Photos by Aaron Brimhall | Words by Brett Smith
If you don’t already have a nickname, Ernesto Fonseca will give you one. In some cases, two are required.
Nicknames are more than handles; in his eyes, they’re an identity, a badge of honor doled out only to those who are a part of his crew. When Fonseca came to Florida from Costa Rica in 1992 to race in the Mini Winter Olympics, he remembers, he saw a blazing-fast redhead whose Fox boots were so tight at the calves that they were held together by duct tape. The rider’s butt patch said “Chubbs.” In later years the two became friends, and even though Ricky Carmichael became a lean and chiseled champion 10 years after their first meeting, to Fonseca he was still just Chubbs.

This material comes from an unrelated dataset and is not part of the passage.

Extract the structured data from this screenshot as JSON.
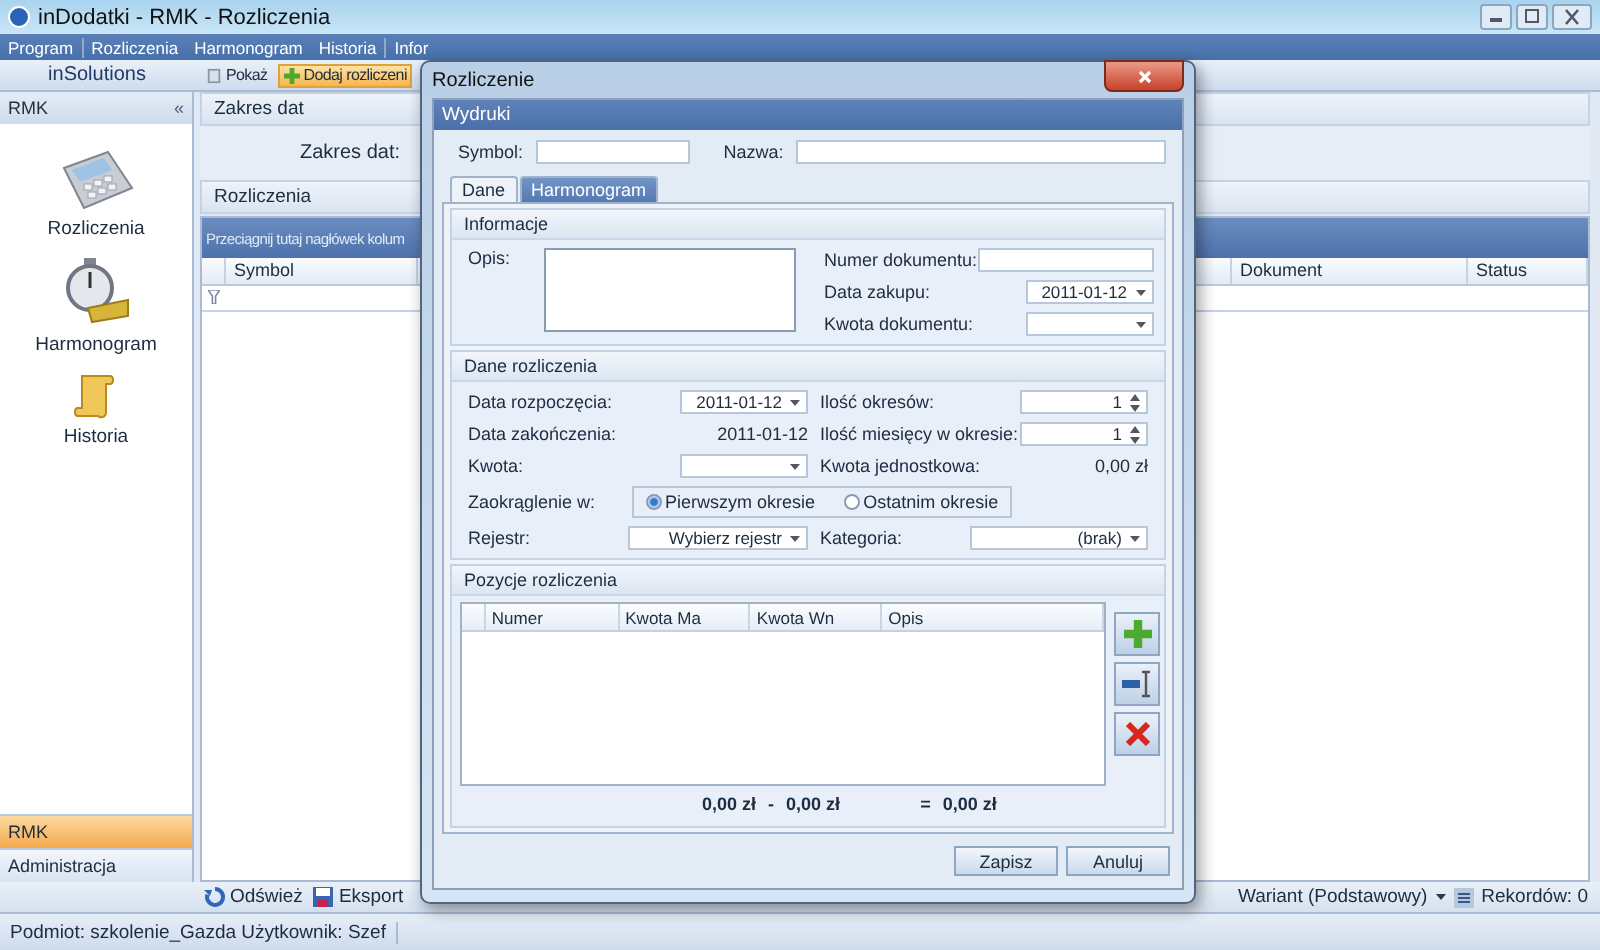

Nobody is spared a jocular moniker. Alex Ewing is Cheddar Bobby, often shortened to just Cheddar or Bobby. Next Level Management’s Tony Gardea became Spermie and Panzon (Spanish for potbelly); Andrew Short: Whitey; Nathan Ramsey: Jimmy Neutron; Erik Kehoe: Peter North; Lars Lindstrom: Sars. Travis Pastrana was Pastrami and Cheese, a name he didn’t even know he was given. Although the nicknames have nothing to do with the level of respect Fonseca has for you, mountain bike legend Brian Lopes may have the most desired: Chingon (a Mexican colloquialism for badass).
Entertaining has always been part of his personality. Fonseca is the type of instantly lovable person who makes one feel they’ve been best friends forever, even if they’ve only recently met. It’s for that reason people like Debbie and Robert Pastrana took him in for extended winter visits over 20 years ago to ride and race with their son, Travis; why Yamaha chose him to go to Japan to develop their new YZ250F and be one of the first to compete on it; why American Honda honored his two-year contract that ran through 2007 even though he suffered a career-ending injury in March 2006...